Whilst there is some truth to this argument, it assumes that the use of word privilege will naturally cause members of privileged groups to be targeted by members of out-groups. Again, this line of argument reflects the reasoning of Regressive Leftists who propose that innocent Muslims will be targeted if we discuss radical Islam. The truth appears to be, however, that the acknowledgement of privilege causes members of privileged groups to express greater empathy and reduced bigotry toward minorities, which paves the way toward the utopia these two authors appear to believe we have already achieved.

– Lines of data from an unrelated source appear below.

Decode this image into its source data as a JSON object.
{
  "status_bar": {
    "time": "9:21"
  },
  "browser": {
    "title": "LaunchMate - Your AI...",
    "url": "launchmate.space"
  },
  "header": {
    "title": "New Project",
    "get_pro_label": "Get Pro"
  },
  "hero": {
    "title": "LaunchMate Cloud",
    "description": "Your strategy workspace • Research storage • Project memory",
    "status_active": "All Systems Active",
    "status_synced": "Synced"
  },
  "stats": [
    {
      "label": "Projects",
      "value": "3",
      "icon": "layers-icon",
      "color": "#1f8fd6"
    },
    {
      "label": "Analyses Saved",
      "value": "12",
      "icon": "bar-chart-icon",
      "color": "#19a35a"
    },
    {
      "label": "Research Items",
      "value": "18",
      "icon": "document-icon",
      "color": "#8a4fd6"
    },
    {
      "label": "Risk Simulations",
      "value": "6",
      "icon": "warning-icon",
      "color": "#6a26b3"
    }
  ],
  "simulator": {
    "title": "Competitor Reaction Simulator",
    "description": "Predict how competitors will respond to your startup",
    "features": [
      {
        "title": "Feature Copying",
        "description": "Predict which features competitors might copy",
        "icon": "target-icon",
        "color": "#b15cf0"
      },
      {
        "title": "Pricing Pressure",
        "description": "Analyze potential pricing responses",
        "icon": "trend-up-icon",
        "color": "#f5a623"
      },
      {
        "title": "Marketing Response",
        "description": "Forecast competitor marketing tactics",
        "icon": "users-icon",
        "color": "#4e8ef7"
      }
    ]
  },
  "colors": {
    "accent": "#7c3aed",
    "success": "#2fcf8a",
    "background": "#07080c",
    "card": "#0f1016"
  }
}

To sum up, I have three main problems with this article: 1. It reduces an observed social phenomenon (privilege) to an absurd degree by framing it exclusively upon the worst arguments available. 2. It seeks to censor privilege from the existing discourse by arguing that it unfairly targets beneficiaries of privilege, despite its actual existence, and in this way the argument suffers from ‘Regressive Left logic’ (The Voldermort Effect). 3. It seems to be based upon a delusional perception of reality in which privilege no longer exits, thereby conflating what ought to be with what actually is.